── Provided information
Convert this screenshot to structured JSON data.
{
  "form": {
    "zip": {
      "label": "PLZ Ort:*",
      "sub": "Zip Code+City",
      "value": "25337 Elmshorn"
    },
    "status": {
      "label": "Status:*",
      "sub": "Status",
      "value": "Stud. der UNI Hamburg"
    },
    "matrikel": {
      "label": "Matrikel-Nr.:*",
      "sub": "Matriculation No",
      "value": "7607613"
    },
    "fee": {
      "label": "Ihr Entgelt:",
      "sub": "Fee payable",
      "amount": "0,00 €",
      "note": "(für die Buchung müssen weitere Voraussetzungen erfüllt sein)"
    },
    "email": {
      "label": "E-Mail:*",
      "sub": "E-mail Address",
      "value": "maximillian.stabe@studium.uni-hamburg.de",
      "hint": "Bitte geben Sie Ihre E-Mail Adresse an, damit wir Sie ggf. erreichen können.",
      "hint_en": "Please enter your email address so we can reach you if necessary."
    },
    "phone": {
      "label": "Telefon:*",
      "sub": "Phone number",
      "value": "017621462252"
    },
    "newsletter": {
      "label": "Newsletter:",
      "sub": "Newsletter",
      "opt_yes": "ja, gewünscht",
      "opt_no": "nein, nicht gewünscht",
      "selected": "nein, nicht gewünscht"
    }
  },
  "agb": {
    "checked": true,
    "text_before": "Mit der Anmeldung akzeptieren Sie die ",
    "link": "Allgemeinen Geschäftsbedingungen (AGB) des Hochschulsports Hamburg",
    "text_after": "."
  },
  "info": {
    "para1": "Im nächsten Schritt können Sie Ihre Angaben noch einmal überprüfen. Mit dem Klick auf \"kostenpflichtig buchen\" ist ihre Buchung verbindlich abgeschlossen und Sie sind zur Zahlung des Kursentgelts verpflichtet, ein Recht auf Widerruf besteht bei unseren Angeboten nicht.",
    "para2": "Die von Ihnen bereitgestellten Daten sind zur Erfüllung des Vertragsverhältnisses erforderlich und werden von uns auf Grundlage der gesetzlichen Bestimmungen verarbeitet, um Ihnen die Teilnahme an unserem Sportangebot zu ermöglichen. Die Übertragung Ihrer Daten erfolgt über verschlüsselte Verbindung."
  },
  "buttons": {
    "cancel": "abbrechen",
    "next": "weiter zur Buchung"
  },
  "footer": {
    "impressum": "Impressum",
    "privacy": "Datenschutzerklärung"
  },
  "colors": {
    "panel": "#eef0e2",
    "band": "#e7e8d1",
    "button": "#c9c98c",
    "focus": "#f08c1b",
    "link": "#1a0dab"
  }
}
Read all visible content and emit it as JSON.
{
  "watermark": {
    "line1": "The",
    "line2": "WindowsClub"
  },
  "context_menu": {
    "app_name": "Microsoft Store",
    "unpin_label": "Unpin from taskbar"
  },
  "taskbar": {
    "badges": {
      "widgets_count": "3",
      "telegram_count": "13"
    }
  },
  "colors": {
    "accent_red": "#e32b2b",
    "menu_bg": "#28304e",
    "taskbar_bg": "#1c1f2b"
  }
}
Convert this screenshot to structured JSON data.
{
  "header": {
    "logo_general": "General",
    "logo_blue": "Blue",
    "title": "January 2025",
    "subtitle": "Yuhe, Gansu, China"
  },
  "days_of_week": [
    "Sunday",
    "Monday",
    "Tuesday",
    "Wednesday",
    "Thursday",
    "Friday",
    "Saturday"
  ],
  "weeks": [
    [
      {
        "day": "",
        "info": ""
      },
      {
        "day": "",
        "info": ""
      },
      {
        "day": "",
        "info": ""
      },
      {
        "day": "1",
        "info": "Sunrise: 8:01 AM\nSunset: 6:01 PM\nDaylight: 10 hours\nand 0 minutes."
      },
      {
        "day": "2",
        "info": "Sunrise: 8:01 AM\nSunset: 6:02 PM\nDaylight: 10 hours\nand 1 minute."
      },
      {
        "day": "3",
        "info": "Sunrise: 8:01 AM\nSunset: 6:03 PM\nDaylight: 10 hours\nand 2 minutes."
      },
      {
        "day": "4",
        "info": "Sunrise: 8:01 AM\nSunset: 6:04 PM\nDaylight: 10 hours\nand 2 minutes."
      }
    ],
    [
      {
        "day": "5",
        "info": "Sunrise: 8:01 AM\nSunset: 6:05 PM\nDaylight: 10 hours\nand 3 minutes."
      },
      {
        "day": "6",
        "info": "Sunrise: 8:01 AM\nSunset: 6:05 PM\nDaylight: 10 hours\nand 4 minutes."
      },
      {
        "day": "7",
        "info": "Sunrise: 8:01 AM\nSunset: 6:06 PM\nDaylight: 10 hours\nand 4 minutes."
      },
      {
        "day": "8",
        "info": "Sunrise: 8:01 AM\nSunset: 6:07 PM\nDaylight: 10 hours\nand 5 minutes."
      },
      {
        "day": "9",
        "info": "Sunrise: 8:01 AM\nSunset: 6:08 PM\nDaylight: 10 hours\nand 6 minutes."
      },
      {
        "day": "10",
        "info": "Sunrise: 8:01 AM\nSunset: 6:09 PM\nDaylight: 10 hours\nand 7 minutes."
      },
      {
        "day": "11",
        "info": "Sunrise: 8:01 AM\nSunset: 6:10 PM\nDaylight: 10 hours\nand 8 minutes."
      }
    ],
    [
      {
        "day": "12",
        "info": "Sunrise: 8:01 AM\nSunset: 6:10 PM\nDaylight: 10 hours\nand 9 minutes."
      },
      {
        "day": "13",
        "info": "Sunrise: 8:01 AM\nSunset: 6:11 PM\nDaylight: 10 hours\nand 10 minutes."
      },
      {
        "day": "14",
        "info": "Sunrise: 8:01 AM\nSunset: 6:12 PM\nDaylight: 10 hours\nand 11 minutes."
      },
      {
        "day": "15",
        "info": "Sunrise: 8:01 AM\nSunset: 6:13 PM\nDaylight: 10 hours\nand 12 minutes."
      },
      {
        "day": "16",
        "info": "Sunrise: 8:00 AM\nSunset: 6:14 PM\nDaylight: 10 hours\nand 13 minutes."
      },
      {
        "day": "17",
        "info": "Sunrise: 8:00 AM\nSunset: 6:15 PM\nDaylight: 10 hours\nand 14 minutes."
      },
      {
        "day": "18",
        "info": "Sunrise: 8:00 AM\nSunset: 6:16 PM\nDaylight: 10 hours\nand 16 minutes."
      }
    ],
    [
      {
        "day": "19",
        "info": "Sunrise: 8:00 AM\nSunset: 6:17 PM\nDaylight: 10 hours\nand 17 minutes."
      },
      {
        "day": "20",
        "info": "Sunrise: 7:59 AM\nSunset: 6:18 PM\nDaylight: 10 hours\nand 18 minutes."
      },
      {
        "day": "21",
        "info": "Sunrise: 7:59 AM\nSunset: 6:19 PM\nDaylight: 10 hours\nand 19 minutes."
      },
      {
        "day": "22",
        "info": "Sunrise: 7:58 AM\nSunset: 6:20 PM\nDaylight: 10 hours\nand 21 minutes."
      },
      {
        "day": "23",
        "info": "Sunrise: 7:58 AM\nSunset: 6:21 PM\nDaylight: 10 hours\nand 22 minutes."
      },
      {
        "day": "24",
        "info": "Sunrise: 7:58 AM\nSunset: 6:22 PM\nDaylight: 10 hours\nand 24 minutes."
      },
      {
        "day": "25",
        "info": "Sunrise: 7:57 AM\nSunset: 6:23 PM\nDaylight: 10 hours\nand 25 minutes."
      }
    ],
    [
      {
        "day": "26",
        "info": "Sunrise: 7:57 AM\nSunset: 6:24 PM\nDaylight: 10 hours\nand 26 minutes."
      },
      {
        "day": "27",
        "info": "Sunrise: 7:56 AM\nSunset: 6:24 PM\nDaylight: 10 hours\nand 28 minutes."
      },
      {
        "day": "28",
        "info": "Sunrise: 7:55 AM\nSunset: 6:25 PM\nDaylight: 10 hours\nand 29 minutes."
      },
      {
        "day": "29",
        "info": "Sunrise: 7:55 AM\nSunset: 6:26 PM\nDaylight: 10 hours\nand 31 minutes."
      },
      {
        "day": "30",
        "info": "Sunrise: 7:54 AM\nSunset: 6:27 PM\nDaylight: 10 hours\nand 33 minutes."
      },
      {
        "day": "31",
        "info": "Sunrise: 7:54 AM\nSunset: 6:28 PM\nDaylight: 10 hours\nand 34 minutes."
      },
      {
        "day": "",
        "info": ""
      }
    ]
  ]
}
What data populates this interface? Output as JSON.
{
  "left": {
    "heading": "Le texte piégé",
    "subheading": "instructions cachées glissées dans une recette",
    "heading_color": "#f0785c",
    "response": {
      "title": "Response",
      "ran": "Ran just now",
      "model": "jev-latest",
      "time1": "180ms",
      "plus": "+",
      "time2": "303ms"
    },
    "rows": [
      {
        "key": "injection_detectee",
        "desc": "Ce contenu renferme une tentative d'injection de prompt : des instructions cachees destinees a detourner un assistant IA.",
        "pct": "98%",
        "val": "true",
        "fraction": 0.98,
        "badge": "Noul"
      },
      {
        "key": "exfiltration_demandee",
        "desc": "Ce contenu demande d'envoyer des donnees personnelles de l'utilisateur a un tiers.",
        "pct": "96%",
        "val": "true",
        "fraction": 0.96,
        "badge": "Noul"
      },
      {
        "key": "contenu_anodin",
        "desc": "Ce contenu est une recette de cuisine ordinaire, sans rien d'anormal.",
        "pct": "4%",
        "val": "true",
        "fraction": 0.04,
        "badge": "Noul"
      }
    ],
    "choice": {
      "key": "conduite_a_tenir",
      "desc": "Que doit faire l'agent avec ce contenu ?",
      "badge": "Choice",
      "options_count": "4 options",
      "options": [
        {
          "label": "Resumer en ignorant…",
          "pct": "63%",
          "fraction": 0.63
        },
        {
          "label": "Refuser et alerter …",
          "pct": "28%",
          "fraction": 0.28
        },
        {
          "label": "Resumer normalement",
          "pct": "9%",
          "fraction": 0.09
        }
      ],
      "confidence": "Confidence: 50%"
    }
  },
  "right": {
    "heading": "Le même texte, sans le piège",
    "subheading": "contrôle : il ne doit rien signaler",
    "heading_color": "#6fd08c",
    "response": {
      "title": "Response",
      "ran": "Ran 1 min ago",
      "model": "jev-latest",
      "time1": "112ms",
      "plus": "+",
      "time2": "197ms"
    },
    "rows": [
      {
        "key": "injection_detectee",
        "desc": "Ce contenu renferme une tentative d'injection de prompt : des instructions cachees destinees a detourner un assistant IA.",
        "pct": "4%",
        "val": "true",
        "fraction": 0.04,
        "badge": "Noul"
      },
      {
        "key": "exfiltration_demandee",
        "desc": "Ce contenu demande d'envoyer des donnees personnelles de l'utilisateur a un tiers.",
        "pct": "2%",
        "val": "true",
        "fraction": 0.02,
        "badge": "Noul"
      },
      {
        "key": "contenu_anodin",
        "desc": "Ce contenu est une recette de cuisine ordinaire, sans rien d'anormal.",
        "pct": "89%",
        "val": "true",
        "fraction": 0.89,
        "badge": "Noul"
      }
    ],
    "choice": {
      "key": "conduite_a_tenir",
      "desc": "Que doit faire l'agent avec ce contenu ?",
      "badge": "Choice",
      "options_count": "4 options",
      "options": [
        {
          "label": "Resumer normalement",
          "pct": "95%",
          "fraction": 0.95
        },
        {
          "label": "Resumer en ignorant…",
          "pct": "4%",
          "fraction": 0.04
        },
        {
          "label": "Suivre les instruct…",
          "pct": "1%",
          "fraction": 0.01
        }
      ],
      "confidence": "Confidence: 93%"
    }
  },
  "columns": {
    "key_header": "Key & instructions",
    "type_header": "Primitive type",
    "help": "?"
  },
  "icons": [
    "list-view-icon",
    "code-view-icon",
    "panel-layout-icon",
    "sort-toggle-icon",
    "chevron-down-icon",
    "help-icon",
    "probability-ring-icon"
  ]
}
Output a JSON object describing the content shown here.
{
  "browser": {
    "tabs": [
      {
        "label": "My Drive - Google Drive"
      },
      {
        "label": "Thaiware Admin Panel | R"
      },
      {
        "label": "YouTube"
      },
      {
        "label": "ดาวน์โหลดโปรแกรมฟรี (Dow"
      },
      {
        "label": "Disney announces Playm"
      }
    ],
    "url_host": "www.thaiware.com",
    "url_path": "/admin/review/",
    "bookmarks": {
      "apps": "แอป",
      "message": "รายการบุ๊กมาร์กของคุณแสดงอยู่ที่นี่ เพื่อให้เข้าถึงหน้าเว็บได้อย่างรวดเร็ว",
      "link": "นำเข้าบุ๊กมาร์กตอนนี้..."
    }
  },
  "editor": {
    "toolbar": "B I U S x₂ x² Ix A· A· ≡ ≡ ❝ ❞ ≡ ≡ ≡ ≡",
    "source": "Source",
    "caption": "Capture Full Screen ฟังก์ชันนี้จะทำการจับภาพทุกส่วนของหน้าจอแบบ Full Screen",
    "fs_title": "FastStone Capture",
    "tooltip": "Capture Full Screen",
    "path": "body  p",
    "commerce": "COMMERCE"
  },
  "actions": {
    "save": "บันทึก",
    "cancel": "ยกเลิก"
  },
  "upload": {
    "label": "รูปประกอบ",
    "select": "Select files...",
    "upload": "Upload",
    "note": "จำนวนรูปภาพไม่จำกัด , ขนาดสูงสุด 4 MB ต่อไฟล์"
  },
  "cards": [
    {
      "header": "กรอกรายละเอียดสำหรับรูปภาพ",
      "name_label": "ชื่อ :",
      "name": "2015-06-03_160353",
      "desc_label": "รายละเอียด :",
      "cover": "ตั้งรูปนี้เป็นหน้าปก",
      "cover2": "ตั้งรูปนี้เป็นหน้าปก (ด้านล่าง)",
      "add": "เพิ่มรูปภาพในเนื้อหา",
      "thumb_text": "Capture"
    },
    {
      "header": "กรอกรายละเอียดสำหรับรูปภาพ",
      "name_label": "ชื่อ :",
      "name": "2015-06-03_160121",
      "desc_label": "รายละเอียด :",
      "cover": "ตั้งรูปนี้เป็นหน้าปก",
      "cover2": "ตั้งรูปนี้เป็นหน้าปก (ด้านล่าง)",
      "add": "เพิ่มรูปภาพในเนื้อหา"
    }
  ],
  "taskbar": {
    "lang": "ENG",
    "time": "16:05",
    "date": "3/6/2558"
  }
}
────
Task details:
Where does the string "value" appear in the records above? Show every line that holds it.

Exercise solution:
      "value": "25337 Elmshorn"
      "value": "Stud. der UNI Hamburg"
      "value": "7607613"
      "value": "maximillian.stabe@studium.uni-hamburg.de",
      "value": "017621462252"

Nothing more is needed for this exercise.